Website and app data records
-------------------------

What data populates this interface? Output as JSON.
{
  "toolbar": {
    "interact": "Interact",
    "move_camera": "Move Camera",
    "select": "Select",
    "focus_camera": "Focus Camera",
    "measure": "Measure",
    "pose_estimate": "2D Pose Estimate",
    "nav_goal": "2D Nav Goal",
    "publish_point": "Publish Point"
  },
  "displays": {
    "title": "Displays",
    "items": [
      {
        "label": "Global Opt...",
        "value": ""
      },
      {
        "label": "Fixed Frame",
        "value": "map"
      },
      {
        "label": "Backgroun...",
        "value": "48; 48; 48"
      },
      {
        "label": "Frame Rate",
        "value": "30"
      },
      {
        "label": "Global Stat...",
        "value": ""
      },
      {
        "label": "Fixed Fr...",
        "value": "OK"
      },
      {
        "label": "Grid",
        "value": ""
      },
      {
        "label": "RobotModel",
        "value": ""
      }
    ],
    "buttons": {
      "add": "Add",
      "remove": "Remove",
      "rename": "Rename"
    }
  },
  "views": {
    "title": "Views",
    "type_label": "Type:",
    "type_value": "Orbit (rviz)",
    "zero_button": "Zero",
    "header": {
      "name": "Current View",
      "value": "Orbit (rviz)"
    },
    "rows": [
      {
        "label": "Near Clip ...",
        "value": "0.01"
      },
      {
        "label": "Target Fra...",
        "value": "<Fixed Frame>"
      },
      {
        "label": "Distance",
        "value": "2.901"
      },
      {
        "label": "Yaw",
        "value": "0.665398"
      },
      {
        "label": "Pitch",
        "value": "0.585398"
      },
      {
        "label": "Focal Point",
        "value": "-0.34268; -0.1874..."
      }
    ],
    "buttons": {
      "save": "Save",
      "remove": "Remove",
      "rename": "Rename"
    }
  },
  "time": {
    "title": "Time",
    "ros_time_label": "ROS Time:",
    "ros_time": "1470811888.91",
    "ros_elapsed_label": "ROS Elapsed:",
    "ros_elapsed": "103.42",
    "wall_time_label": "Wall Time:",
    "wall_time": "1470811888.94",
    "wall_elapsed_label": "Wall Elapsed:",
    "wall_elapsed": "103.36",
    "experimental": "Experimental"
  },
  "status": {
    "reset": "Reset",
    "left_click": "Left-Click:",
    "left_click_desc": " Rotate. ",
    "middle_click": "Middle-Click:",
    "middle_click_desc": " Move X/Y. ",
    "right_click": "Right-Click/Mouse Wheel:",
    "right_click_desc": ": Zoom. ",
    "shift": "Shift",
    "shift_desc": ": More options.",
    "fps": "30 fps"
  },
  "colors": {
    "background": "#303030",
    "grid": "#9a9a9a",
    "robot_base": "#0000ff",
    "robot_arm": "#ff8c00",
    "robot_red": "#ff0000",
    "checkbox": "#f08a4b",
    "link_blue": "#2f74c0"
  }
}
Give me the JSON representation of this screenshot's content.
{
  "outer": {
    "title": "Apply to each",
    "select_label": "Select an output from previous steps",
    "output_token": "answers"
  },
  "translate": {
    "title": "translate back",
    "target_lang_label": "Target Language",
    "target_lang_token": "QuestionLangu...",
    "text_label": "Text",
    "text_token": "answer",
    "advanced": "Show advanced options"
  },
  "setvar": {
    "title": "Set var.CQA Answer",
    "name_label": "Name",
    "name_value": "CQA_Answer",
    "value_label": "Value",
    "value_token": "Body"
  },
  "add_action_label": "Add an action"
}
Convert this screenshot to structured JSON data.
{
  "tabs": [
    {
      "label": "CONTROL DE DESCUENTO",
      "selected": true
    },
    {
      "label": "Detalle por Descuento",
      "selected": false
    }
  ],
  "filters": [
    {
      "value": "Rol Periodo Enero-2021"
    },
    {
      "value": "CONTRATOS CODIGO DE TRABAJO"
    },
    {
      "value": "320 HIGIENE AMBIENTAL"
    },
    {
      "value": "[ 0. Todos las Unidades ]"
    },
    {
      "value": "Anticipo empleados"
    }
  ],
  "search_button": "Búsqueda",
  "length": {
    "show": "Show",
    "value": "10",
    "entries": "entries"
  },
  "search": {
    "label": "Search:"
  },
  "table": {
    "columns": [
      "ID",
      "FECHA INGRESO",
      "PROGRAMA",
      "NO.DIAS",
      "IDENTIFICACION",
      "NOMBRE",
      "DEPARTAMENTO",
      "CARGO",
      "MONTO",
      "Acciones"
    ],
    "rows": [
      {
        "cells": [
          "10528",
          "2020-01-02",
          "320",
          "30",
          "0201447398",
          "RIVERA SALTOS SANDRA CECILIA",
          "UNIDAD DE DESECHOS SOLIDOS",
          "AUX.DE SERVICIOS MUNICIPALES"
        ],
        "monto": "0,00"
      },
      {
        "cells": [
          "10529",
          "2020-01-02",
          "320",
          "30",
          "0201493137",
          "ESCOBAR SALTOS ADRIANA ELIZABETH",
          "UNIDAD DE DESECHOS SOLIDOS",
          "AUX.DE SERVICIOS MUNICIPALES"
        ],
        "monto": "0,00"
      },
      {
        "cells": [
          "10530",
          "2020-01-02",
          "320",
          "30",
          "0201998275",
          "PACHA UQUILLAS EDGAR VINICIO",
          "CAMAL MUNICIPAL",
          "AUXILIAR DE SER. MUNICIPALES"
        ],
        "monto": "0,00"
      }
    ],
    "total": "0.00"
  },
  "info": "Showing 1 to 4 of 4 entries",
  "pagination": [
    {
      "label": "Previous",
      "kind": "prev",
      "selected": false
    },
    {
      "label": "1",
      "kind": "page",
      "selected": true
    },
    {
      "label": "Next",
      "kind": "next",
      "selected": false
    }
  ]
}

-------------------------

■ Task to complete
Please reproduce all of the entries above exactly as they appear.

■ Response
What data populates this interface? Output as JSON.
{
  "toolbar": {
    "interact": "Interact",
    "move_camera": "Move Camera",
    "select": "Select",
    "focus_camera": "Focus Camera",
    "measure": "Measure",
    "pose_estimate": "2D Pose Estimate",
    "nav_goal": "2D Nav Goal",
    "publish_point": "Publish Point"
  },
  "displays": {
    "title": "Displays",
    "items": [
      {
        "label": "Global Opt...",
        "value": ""
      },
      {
        "label": "Fixed Frame",
        "value": "map"
      },
      {
        "label": "Backgroun...",
        "value": "48; 48; 48"
      },
      {
        "label": "Frame Rate",
        "value": "30"
      },
      {
        "label": "Global Stat...",
        "value": ""
      },
      {
        "label": "Fixed Fr...",
        "value": "OK"
      },
      {
        "label": "Grid",
        "value": ""
      },
      {
        "label": "RobotModel",
        "value": ""
      }
    ],
    "buttons": {
      "add": "Add",
      "remove": "Remove",
      "rename": "Rename"
    }
  },
  "views": {
    "title": "Views",
    "type_label": "Type:",
    "type_value": "Orbit (rviz)",
    "zero_button": "Zero",
    "header": {
      "name": "Current View",
      "value": "Orbit (rviz)"
    },
    "rows": [
      {
        "label": "Near Clip ...",
        "value": "0.01"
      },
      {
        "label": "Target Fra...",
        "value": "<Fixed Frame>"
      },
      {
        "label": "Distance",
        "value": "2.901"
      },
      {
        "label": "Yaw",
        "value": "0.665398"
      },
      {
        "label": "Pitch",
        "value": "0.585398"
      },
      {
        "label": "Focal Point",
        "value": "-0.34268; -0.1874..."
      }
    ],
    "buttons": {
      "save": "Save",
      "remove": "Remove",
      "rename": "Rename"
    }
  },
  "time": {
    "title": "Time",
    "ros_time_label": "ROS Time:",
    "ros_time": "1470811888.91",
    "ros_elapsed_label": "ROS Elapsed:",
    "ros_elapsed": "103.42",
    "wall_time_label": "Wall Time:",
    "wall_time": "1470811888.94",
    "wall_elapsed_label": "Wall Elapsed:",
    "wall_elapsed": "103.36",
    "experimental": "Experimental"
  },
  "status": {
    "reset": "Reset",
    "left_click": "Left-Click:",
    "left_click_desc": " Rotate. ",
    "middle_click": "Middle-Click:",
    "middle_click_desc": " Move X/Y. ",
    "right_click": "Right-Click/Mouse Wheel:",
    "right_click_desc": ": Zoom. ",
    "shift": "Shift",
    "shift_desc": ": More options.",
    "fps": "30 fps"
  },
  "colors": {
    "background": "#303030",
    "grid": "#9a9a9a",
    "robot_base": "#0000ff",
    "robot_arm": "#ff8c00",
    "robot_red": "#ff0000",
    "checkbox": "#f08a4b",
    "link_blue": "#2f74c0"
  }
}
Give me the JSON representation of this screenshot's content.
{
  "outer": {
    "title": "Apply to each",
    "select_label": "Select an output from previous steps",
    "output_token": "answers"
  },
  "translate": {
    "title": "translate back",
    "target_lang_label": "Target Language",
    "target_lang_token": "QuestionLangu...",
    "text_label": "Text",
    "text_token": "answer",
    "advanced": "Show advanced options"
  },
  "setvar": {
    "title": "Set var.CQA Answer",
    "name_label": "Name",
    "name_value": "CQA_Answer",
    "value_label": "Value",
    "value_token": "Body"
  },
  "add_action_label": "Add an action"
}
Convert this screenshot to structured JSON data.
{
  "tabs": [
    {
      "label": "CONTROL DE DESCUENTO",
      "selected": true
    },
    {
      "label": "Detalle por Descuento",
      "selected": false
    }
  ],
  "filters": [
    {
      "value": "Rol Periodo Enero-2021"
    },
    {
      "value": "CONTRATOS CODIGO DE TRABAJO"
    },
    {
      "value": "320 HIGIENE AMBIENTAL"
    },
    {
      "value": "[ 0. Todos las Unidades ]"
    },
    {
      "value": "Anticipo empleados"
    }
  ],
  "search_button": "Búsqueda",
  "length": {
    "show": "Show",
    "value": "10",
    "entries": "entries"
  },
  "search": {
    "label": "Search:"
  },
  "table": {
    "columns": [
      "ID",
      "FECHA INGRESO",
      "PROGRAMA",
      "NO.DIAS",
      "IDENTIFICACION",
      "NOMBRE",
      "DEPARTAMENTO",
      "CARGO",
      "MONTO",
      "Acciones"
    ],
    "rows": [
      {
        "cells": [
          "10528",
          "2020-01-02",
          "320",
          "30",
          "0201447398",
          "RIVERA SALTOS SANDRA CECILIA",
          "UNIDAD DE DESECHOS SOLIDOS",
          "AUX.DE SERVICIOS MUNICIPALES"
        ],
        "monto": "0,00"
      },
      {
        "cells": [
          "10529",
          "2020-01-02",
          "320",
          "30",
          "0201493137",
          "ESCOBAR SALTOS ADRIANA ELIZABETH",
          "UNIDAD DE DESECHOS SOLIDOS",
          "AUX.DE SERVICIOS MUNICIPALES"
        ],
        "monto": "0,00"
      },
      {
        "cells": [
          "10530",
          "2020-01-02",
          "320",
          "30",
          "0201998275",
          "PACHA UQUILLAS EDGAR VINICIO",
          "CAMAL MUNICIPAL",
          "AUXILIAR DE SER. MUNICIPALES"
        ],
        "monto": "0,00"
      }
    ],
    "total": "0.00"
  },
  "info": "Showing 1 to 4 of 4 entries",
  "pagination": [
    {
      "label": "Previous",
      "kind": "prev",
      "selected": false
    },
    {
      "label": "1",
      "kind": "page",
      "selected": true
    },
    {
      "label": "Next",
      "kind": "next",
      "selected": false
    }
  ]
}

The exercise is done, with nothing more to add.